[App and web page records]
▼

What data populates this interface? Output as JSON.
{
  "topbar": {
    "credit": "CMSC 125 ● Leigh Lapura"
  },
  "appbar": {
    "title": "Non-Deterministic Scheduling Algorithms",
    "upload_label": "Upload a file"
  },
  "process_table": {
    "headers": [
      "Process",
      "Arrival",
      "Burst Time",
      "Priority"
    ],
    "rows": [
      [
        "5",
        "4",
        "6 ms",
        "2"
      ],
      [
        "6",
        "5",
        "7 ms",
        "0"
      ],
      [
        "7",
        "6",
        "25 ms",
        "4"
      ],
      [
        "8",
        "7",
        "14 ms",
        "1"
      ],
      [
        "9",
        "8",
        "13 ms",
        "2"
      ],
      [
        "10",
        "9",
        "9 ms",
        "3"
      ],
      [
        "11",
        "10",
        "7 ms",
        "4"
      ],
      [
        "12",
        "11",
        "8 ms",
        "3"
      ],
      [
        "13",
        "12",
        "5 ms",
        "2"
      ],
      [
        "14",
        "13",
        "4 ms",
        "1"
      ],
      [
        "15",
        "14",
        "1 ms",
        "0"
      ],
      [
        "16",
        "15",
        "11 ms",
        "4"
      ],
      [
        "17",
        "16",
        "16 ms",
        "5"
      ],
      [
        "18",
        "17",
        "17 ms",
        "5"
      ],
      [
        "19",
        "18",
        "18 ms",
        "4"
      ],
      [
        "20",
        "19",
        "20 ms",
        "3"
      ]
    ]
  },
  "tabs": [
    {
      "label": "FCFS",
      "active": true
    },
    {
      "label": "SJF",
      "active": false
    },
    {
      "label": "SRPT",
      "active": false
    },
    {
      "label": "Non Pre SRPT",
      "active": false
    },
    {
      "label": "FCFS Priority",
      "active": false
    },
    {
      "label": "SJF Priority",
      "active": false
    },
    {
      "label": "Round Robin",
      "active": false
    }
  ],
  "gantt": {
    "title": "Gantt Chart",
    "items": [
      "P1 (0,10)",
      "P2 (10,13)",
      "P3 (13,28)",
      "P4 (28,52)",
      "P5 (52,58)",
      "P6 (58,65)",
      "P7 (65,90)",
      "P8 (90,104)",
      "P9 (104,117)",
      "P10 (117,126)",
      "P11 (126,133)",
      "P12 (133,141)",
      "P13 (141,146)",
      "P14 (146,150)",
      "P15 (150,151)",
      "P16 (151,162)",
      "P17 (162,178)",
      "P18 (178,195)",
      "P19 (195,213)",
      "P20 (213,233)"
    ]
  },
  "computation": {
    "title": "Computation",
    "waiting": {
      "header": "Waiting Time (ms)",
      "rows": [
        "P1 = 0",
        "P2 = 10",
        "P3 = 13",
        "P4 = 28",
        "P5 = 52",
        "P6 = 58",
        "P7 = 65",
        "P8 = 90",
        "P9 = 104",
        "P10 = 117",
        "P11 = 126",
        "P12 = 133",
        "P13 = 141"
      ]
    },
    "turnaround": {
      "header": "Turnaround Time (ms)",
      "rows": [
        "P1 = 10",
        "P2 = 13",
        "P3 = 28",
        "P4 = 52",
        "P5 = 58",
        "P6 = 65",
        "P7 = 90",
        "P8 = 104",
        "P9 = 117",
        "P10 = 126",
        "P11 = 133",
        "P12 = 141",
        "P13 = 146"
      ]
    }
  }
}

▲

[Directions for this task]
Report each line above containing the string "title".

[Task solution]
    "title": "Non-Deterministic Scheduling Algorithms",
    "title": "Gantt Chart",
    "title": "Computation",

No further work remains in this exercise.